Your decision to opt for healthier food options doesn’t mean you can’t enjoy a good buffet spread from time to time. However, you should be wary of bingeing when faced with a buffet’s wide variety of options. Choose to eat smart instead, so you can enjoy a relatively guilt-free meal.
Don’t starve yourself.
The first mistake many make before going to a buffet is starving themselves to ensure they’ll be hungry before the meal. However, decisions like skipping breakfast results in lowered metabolism, which reduces the number of calories you’ll burn off for the rest of the day. As such, doing so is counter-productive because you won’t actually be striking off many calories in preparation for your meal.
Additionally, when you deprive your body of food for more than six hours, it runs low on glucose, leading you to become hungry and grouchy. This is likely to result in binge-eating later on.

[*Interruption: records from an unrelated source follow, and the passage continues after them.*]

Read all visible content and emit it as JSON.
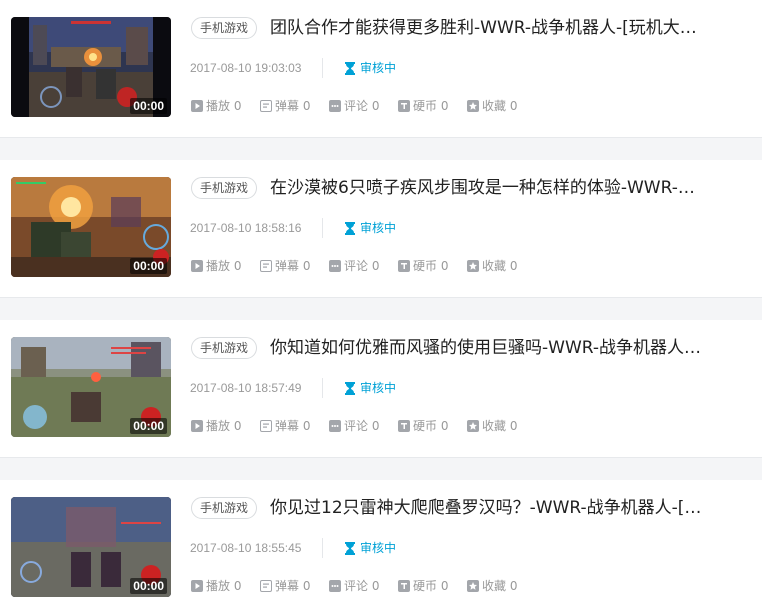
{
  "colors": {
    "accent": "#00a1d6",
    "meta_text": "#999999",
    "title_text": "#212121"
  },
  "items": [
    {
      "category": "手机游戏",
      "title": "团队合作才能获得更多胜利-WWR-战争机器人-[玩机大…",
      "duration": "00:00",
      "time": "2017-08-10 19:03:03",
      "status": "审核中",
      "stats": {
        "play": "播放 0",
        "danmaku": "弹幕 0",
        "comment": "评论 0",
        "coin": "硬币 0",
        "favorite": "收藏 0"
      }
    },
    {
      "category": "手机游戏",
      "title": "在沙漠被6只喷子疾风步围攻是一种怎样的体验-WWR-…",
      "duration": "00:00",
      "time": "2017-08-10 18:58:16",
      "status": "审核中",
      "stats": {
        "play": "播放 0",
        "danmaku": "弹幕 0",
        "comment": "评论 0",
        "coin": "硬币 0",
        "favorite": "收藏 0"
      }
    },
    {
      "category": "手机游戏",
      "title": "你知道如何优雅而风骚的使用巨骚吗-WWR-战争机器人…",
      "duration": "00:00",
      "time": "2017-08-10 18:57:49",
      "status": "审核中",
      "stats": {
        "play": "播放 0",
        "danmaku": "弹幕 0",
        "comment": "评论 0",
        "coin": "硬币 0",
        "favorite": "收藏 0"
      }
    },
    {
      "category": "手机游戏",
      "title": "你见过12只雷神大爬爬叠罗汉吗？-WWR-战争机器人-[…",
      "duration": "00:00",
      "time": "2017-08-10 18:55:45",
      "status": "审核中",
      "stats": {
        "play": "播放 0",
        "danmaku": "弹幕 0",
        "comment": "评论 0",
        "coin": "硬币 0",
        "favorite": "收藏 0"
      }
    }
  ]
}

A suggestion would be to have a protein-rich, low-carbohydrate breakfast to start your day. Studies have shown that doing so makes you feel more satisfied throughout the day and you end up eating less food.

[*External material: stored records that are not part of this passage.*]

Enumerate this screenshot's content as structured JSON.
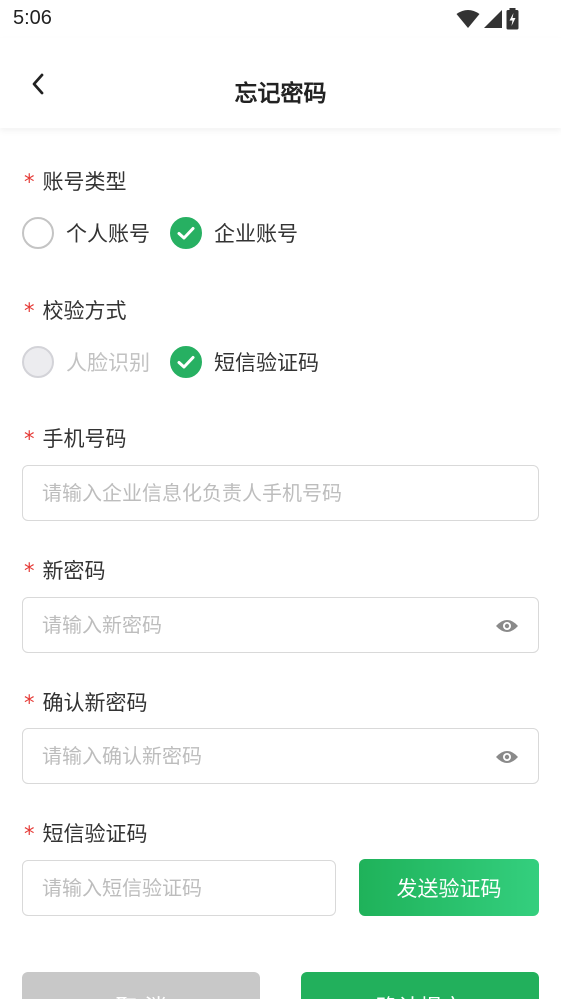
{
  "status_bar": {
    "time": "5:06"
  },
  "header": {
    "title": "忘记密码"
  },
  "form": {
    "account_type": {
      "required_mark": "*",
      "label": "账号类型",
      "options": [
        {
          "label": "个人账号",
          "checked": false
        },
        {
          "label": "企业账号",
          "checked": true
        }
      ]
    },
    "verify_method": {
      "required_mark": "*",
      "label": "校验方式",
      "options": [
        {
          "label": "人脸识别",
          "checked": false,
          "disabled": true
        },
        {
          "label": "短信验证码",
          "checked": true
        }
      ]
    },
    "phone": {
      "required_mark": "*",
      "label": "手机号码",
      "value": "",
      "placeholder": "请输入企业信息化负责人手机号码"
    },
    "new_password": {
      "required_mark": "*",
      "label": "新密码",
      "value": "",
      "placeholder": "请输入新密码"
    },
    "confirm_password": {
      "required_mark": "*",
      "label": "确认新密码",
      "value": "",
      "placeholder": "请输入确认新密码"
    },
    "sms_code": {
      "required_mark": "*",
      "label": "短信验证码",
      "value": "",
      "placeholder": "请输入短信验证码",
      "send_button": "发送验证码"
    }
  },
  "actions": {
    "cancel": "取 消",
    "confirm": "确认提交"
  },
  "colors": {
    "accent": "#22b05c",
    "required": "#e53935",
    "disabled_button": "#c8c8c8"
  }
}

With this in mind, maybe you should ditch that bagel or bowl of cereal! Eggs for breakfast could minimize your food intake at the upcoming buffet, and still keep you satisfied.
Variety, not quantity.
Going for a buffet shouldn’t be about ‘getting your money’s worth’ – be conscious about what you are putting on your plate. Try to savour the variety the chef has to offer, rather than piling your plate with as much as possible and risk overeating.
A suggestion from personal trainer Jilian Michaels
is to pick the items that are grilled, steamed, baked or broiled. These dishes typically have less added fat and salt than those that are stir-fried, pan-fried or deep-fried. Some pasta dishes and processed foods also contain added fat and excess salt.
Taking your time to eat puts you in a better position to recognize the point in which you feel full. It provides your body the time to signal to your brain that you have had enough.
According to neuroscientists, such signals can take 30 minutes or more to come through, so you should pace yourself at the buffet table. Chew properly and stop at the point where you begin feeling partially full because your body is likely to signal you to stop in a while. Stopping at a comfortable point lowers the risk of bloating, indigestion and heartburn.
It’s all on the plate.
Small behavioural changes will have an impact on how you eat. For example, you should opt for a smaller plate as a big plate could encourage you to pile up the food.
Additionally, a study by Cornell University
indicated that diners who made the effort to explore and examine the buffet selection before eating were more likely to make fewer trips to the line and eat less.
The Harvard School of Public Health suggests dividing your plate into sections before choosing the foods. Fill half your plate with vegetables first, and then go for some lean meat or other types of food. Piling your plate with greens can help fill you up before hitting the calorie-intensive items and create a more balanced meal!